> [Task requirements] The text of every record, exactly as given and with no pictures, should be your output.

> [Working data]
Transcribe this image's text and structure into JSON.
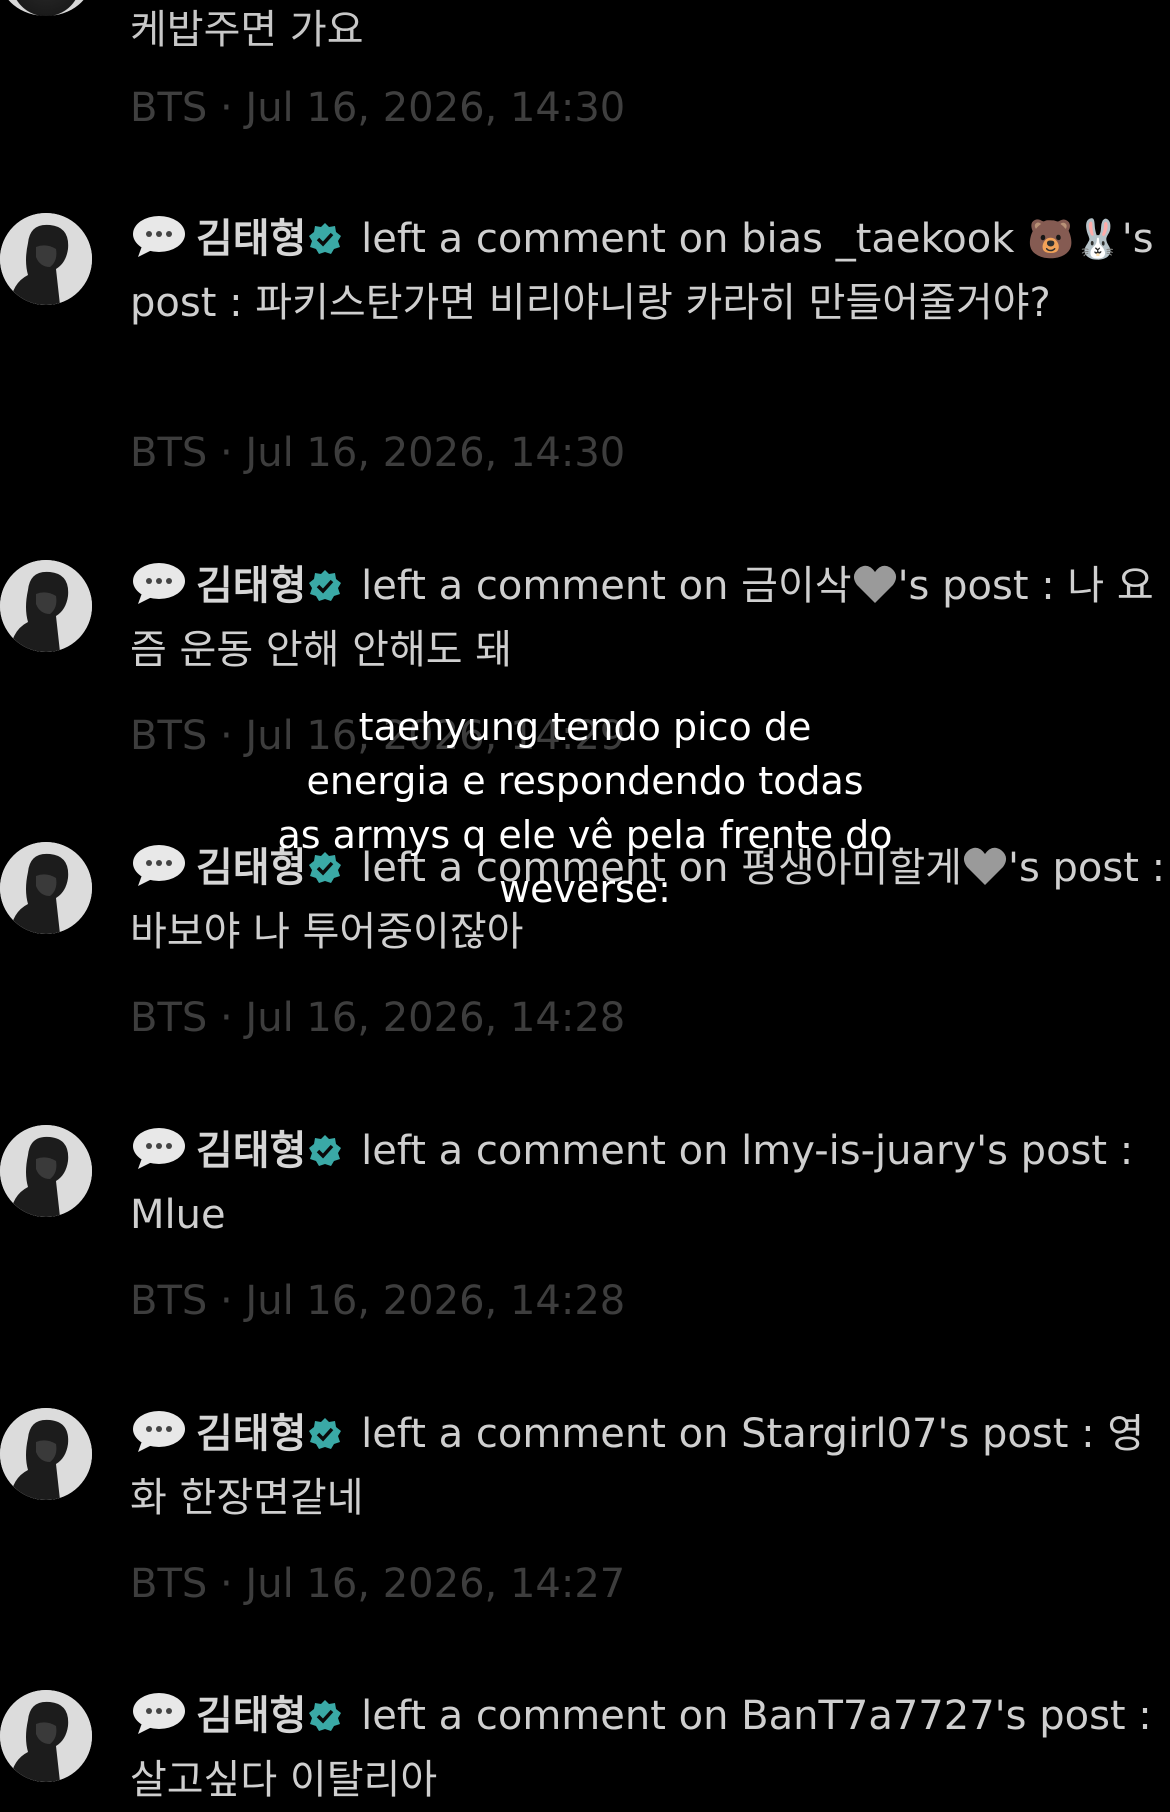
{
  "top": {
    "text": "케밥주면 가요",
    "meta": "BTS · Jul 16, 2026, 14:30"
  },
  "notifications": [
    {
      "user": "김태형",
      "action": "left a comment on",
      "post_owner": "bias _taekook",
      "owner_suffix": "🐻🐰",
      "post_label": "'s post :",
      "comment": "파키스탄가면 비리야니랑 카라히 만들어줄거야?",
      "community": "BTS",
      "timestamp": "Jul 16, 2026, 14:30"
    },
    {
      "user": "김태형",
      "action": "left a comment on",
      "post_owner": "금이삭",
      "owner_suffix": "🩶",
      "post_label": "'s post :",
      "comment": "나 요즘 운동 안해 안해도 돼",
      "community": "BTS",
      "timestamp": "Jul 16, 2026, 14:29"
    },
    {
      "user": "김태형",
      "action": "left a comment on",
      "post_owner": "평생아미할게",
      "owner_suffix": "🩶",
      "post_label": "'s post :",
      "comment": "바보야 나 투어중이잖아",
      "community": "BTS",
      "timestamp": "Jul 16, 2026, 14:28"
    },
    {
      "user": "김태형",
      "action": "left a comment on",
      "post_owner": "lmy-is-juary",
      "owner_suffix": "",
      "post_label": "'s post :",
      "comment": "Mlue",
      "community": "BTS",
      "timestamp": "Jul 16, 2026, 14:28"
    },
    {
      "user": "김태형",
      "action": "left a comment on",
      "post_owner": "Stargirl07",
      "owner_suffix": "",
      "post_label": "'s post :",
      "comment": "영화 한장면같네",
      "community": "BTS",
      "timestamp": "Jul 16, 2026, 14:27"
    },
    {
      "user": "김태형",
      "action": "left a comment on",
      "post_owner": "BanT7a7727",
      "owner_suffix": "",
      "post_label": "'s post :",
      "comment": "살고싶다 이탈리아",
      "community": "BTS",
      "timestamp": ""
    }
  ],
  "caption": {
    "line1": "taehyung tendo pico de",
    "line2": "energia e respondendo todas",
    "line3": "as armys q ele vê pela frente do",
    "line4": "weverse:"
  },
  "icons": {
    "bubble": "speech-bubble-icon",
    "verified": "verified-badge-icon",
    "heart": "grey-heart-icon"
  },
  "colors": {
    "background": "#000000",
    "verified": "#3aa9a6",
    "meta": "#3d3d3d",
    "text": "#cfcfcf"
  }
}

> [Solved problem]
Transcribe this image's text and structure into JSON.
{
  "top": {
    "text": "케밥주면 가요",
    "meta": "BTS · Jul 16, 2026, 14:30"
  },
  "notifications": [
    {
      "user": "김태형",
      "action": "left a comment on",
      "post_owner": "bias _taekook",
      "owner_suffix": "🐻🐰",
      "post_label": "'s post :",
      "comment": "파키스탄가면 비리야니랑 카라히 만들어줄거야?",
      "community": "BTS",
      "timestamp": "Jul 16, 2026, 14:30"
    },
    {
      "user": "김태형",
      "action": "left a comment on",
      "post_owner": "금이삭",
      "owner_suffix": "🩶",
      "post_label": "'s post :",
      "comment": "나 요즘 운동 안해 안해도 돼",
      "community": "BTS",
      "timestamp": "Jul 16, 2026, 14:29"
    },
    {
      "user": "김태형",
      "action": "left a comment on",
      "post_owner": "평생아미할게",
      "owner_suffix": "🩶",
      "post_label": "'s post :",
      "comment": "바보야 나 투어중이잖아",
      "community": "BTS",
      "timestamp": "Jul 16, 2026, 14:28"
    },
    {
      "user": "김태형",
      "action": "left a comment on",
      "post_owner": "lmy-is-juary",
      "owner_suffix": "",
      "post_label": "'s post :",
      "comment": "Mlue",
      "community": "BTS",
      "timestamp": "Jul 16, 2026, 14:28"
    },
    {
      "user": "김태형",
      "action": "left a comment on",
      "post_owner": "Stargirl07",
      "owner_suffix": "",
      "post_label": "'s post :",
      "comment": "영화 한장면같네",
      "community": "BTS",
      "timestamp": "Jul 16, 2026, 14:27"
    },
    {
      "user": "김태형",
      "action": "left a comment on",
      "post_owner": "BanT7a7727",
      "owner_suffix": "",
      "post_label": "'s post :",
      "comment": "살고싶다 이탈리아",
      "community": "BTS",
      "timestamp": ""
    }
  ],
  "caption": {
    "line1": "taehyung tendo pico de",
    "line2": "energia e respondendo todas",
    "line3": "as armys q ele vê pela frente do",
    "line4": "weverse:"
  },
  "icons": {
    "bubble": "speech-bubble-icon",
    "verified": "verified-badge-icon",
    "heart": "grey-heart-icon"
  },
  "colors": {
    "background": "#000000",
    "verified": "#3aa9a6",
    "meta": "#3d3d3d",
    "text": "#cfcfcf"
  }
}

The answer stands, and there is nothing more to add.